Gutierrez' gift of gab
During his last meeting two weeks ago, outgoing District 3 City Councilman Ron Segovia handed out accolades, commending the sitting and incoming council members for "continuing to serve the community." Interim City Manager J. Rolando Bono chimed in with his own thanks: "You've treated us very royally."
Segovia also used a "point of personal privilege" to acknowledge Roland Gutierrez, who defeated him in the May 7 city election.
Gutierrez was sitting in the "officials and lobbyists" section of the newly named Norma S. Rodriguez City Council Chamber, presumably to observe the proceedings before he was sworn in June 2. This was unprecedented by an incoming elected official. Get to work before your opponent leaves his council seat. Do your homework before taking the reins in District 3, where City South lies on the horizon as a horn of plenty for all who have suffered decades of neglect.
The timing was perfect as Andres Duany, architect and urban theorist with the firm Duany Plater-Zyberk & Co., unveiled the results of a South Side charrette that polled City South stakeholders on what they envision.
"A lot of uncoordinated development would preclude farming," Duany warned the City Council. He recommends a "system of walkable, compact villages imbedded within agricultural areas" that lie within the City South land of dreams.
Furthermore, roads should be built in a coherent manner instead of the "current disconnect between roads and development." Duany says City South's 80-square-mile perimeter should someday be a series of "at least nine villages."
Outgoing Mayor Ed Garza said the charrette lasted more than a week, and that, although it was his brainchild, it is "hard to imagine that far into the future ... there are a lot of contentious issues, and I want them on the table for debate rather than nothing happening at all ... this could become a long-term reality."
"Leave room for the statue of Ed Garza," Segovia joked.
It was altogether inspiring, and at one point it seemed prudent to glance in the direction of Councilman-elect Gutierrez to gauge his level of enthusiasm.
Alas, Gutierrez was huddled in the "official business" corner of the council chamber, thoroughly engaged in a tête-á-tête with registered City Hall Lobbyist Baltazar Serna Jr.
A quick check of the Gutierrez 30-day campaign finance report reveals that Serna has not contributed any funds under his own name to the new District 3 official. If Serna had checked this report, he would have found that one of his competitors in the City Hall lobbyist industry, David Earl, paid $499.23 to cater a campaign fund-raiser for Gutierrez.
Theoretically, Serna was simply trying to even the playing field, as he is a lobbyist for Terramark Communities, a Houston development company that plans to build an entire neighborhood around the City South hub at Roosevelt and Loop 410.
It's all perfectly legal, so far. According to the City's Ethics Code, the happy 45 minutes or so that Gutierrez spent gabbing with Serna is not considered lobbying, as it occurred during an open public meeting of the City Council.
But last week, midway along in the council meeting, the official District 3 Councilman Roland Gutierrez was in his seat, with some kind of device attached to his ear, his lips moving sotto voce as council conducted business.
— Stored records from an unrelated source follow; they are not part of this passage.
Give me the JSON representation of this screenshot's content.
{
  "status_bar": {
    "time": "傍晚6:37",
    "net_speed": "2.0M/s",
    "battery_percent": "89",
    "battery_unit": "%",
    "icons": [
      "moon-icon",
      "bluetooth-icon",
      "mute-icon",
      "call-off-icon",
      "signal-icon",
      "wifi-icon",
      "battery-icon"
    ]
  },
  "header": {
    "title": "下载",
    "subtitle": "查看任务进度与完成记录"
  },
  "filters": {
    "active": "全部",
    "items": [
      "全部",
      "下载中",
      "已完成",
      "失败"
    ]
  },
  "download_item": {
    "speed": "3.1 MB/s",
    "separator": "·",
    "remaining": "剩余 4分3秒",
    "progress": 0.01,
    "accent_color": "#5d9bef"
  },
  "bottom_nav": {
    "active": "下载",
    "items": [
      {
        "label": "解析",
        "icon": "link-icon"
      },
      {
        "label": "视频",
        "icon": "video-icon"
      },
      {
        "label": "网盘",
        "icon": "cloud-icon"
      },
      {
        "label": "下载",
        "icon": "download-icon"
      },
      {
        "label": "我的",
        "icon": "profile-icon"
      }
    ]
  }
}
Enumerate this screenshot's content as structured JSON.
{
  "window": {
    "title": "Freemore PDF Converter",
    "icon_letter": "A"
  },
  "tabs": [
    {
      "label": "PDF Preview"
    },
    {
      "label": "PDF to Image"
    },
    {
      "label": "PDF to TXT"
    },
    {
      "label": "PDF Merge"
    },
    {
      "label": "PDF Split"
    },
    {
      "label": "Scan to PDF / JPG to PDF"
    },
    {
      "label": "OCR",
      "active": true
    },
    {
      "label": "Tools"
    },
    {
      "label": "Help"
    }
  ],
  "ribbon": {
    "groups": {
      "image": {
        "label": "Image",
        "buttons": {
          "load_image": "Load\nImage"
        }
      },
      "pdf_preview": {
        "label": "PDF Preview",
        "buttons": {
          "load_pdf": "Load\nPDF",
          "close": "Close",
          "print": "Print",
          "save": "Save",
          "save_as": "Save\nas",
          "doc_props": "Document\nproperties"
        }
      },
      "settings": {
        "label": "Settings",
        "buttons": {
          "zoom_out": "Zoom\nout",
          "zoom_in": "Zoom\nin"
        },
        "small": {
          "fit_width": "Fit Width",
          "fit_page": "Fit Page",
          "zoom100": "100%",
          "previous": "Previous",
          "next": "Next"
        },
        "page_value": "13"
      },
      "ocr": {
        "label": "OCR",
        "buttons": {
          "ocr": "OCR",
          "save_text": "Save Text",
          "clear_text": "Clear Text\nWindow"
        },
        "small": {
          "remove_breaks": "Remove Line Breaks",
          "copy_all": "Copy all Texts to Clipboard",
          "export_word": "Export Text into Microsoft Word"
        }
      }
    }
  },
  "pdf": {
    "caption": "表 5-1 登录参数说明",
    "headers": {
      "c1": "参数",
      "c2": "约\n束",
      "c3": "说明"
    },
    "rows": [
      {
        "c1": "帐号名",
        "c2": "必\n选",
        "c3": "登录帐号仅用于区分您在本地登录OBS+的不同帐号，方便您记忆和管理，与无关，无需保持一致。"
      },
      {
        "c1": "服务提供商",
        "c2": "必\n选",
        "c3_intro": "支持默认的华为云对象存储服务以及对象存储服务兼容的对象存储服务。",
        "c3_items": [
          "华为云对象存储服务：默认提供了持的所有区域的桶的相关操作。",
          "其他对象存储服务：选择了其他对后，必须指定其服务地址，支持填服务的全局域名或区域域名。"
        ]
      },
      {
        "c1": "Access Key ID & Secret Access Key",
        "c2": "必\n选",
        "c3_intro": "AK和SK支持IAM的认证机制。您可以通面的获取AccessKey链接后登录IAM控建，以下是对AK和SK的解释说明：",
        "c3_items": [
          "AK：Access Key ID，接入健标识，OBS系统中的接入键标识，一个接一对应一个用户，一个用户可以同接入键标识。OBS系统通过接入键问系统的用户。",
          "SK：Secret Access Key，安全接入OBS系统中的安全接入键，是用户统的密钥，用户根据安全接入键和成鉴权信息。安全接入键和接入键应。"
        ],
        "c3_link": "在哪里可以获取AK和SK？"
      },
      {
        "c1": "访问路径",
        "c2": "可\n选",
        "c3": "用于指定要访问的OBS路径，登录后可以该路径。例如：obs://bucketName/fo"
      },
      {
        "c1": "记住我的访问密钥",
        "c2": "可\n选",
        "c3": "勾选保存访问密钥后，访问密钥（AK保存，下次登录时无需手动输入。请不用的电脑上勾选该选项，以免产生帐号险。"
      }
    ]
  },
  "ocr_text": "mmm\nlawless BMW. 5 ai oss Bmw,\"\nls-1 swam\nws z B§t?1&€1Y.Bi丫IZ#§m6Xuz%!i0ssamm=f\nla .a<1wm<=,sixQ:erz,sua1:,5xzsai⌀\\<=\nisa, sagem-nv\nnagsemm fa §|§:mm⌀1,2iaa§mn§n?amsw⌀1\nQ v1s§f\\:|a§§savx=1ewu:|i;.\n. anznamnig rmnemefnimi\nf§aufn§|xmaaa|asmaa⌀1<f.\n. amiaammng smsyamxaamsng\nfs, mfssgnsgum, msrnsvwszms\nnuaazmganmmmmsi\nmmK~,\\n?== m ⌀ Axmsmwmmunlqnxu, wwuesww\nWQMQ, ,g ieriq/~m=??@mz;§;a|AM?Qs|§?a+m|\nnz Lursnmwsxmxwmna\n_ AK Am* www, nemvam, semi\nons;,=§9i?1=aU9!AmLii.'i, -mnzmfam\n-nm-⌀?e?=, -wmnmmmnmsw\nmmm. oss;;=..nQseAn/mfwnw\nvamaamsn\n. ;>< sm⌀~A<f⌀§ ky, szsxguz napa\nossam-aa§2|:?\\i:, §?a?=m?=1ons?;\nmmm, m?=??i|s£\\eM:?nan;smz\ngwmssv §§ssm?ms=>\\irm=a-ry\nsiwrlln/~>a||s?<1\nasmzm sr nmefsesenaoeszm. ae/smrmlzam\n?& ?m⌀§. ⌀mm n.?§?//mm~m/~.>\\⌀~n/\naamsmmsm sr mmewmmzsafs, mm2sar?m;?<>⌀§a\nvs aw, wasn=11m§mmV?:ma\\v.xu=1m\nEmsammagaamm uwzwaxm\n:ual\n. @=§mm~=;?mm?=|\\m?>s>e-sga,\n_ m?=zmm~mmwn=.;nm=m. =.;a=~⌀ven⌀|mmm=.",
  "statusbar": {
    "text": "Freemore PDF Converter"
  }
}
One of the observations made in the "Report of the Mayor's Committee on Integrity and Trust in Local Government" was that "the practice that citizens mention most frequently is that council members spend too much time on their telephones during the council session, leading to the perception that all of the important business had been decided ahead of the public meeting, or that an interested party on an upcoming council vote was lobbying the council member."
Gutierrez is not scheduled to take orientation classes until June 20. Let's hope the city attorney's office reminds him that the two immediate predecessors on City Council from District 3 only served one term. •
By Michael Cary